▶ Exercise requirements
State only the number of lines below where the word "kind" is found.

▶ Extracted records
┄┄┄┄┄┄

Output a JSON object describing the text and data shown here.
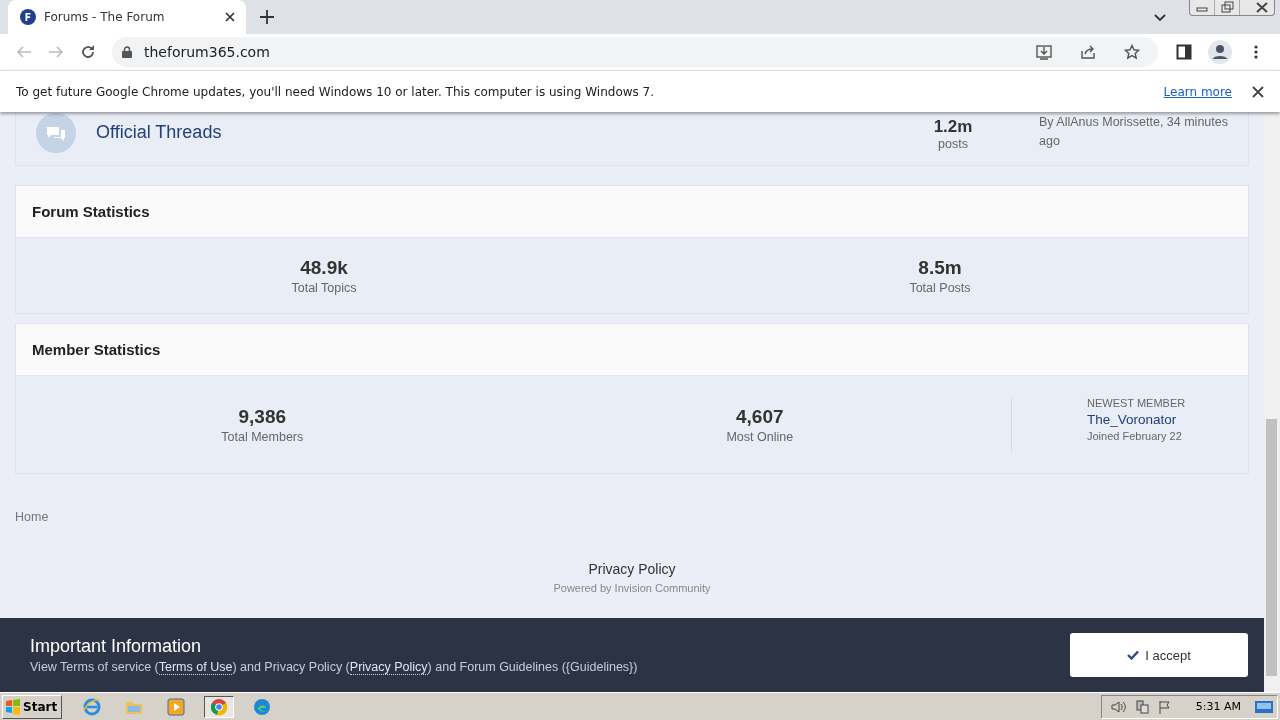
{
  "browser": {
    "tab": {
      "title": "Forums - The Forum"
    },
    "address": "theforum365.com",
    "infobar": {
      "message": "To get future Google Chrome updates, you'll need Windows 10 or later. This computer is using Windows 7.",
      "link": "Learn more"
    }
  },
  "forum_row": {
    "title": "Official Threads",
    "count": "1.2m",
    "count_label": "posts",
    "last_post": "By AllAnus Morissette, 34 minutes ago"
  },
  "forum_statistics": {
    "title": "Forum Statistics",
    "stats": [
      {
        "value": "48.9k",
        "label": "Total Topics"
      },
      {
        "value": "8.5m",
        "label": "Total Posts"
      }
    ]
  },
  "member_statistics": {
    "title": "Member Statistics",
    "stats": [
      {
        "value": "9,386",
        "label": "Total Members"
      },
      {
        "value": "4,607",
        "label": "Most Online"
      }
    ],
    "newest_member": {
      "heading": "NEWEST MEMBER",
      "name": "The_Voronator",
      "joined": "Joined February 22"
    }
  },
  "breadcrumb": "Home",
  "page_footer": {
    "link": "Privacy Policy",
    "powered": "Powered by Invision Community"
  },
  "notice": {
    "title": "Important Information",
    "parts": [
      {
        "kind": "text",
        "text": "View Terms of service ("
      },
      {
        "kind": "link",
        "text": "Terms of Use"
      },
      {
        "kind": "text",
        "text": ") and Privacy Policy ("
      },
      {
        "kind": "link",
        "text": "Privacy Policy"
      },
      {
        "kind": "text",
        "text": ") and Forum Guidelines ({Guidelines})"
      }
    ],
    "accept": "I accept"
  },
  "taskbar": {
    "start": "Start",
    "apps": [
      {
        "kind": "ie",
        "selected": false
      },
      {
        "kind": "folder",
        "selected": false
      },
      {
        "kind": "media",
        "selected": false
      },
      {
        "kind": "chrome",
        "selected": true
      },
      {
        "kind": "edge",
        "selected": false
      }
    ],
    "clock": "5:31 AM"
  }
}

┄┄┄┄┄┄

▶ Task output
10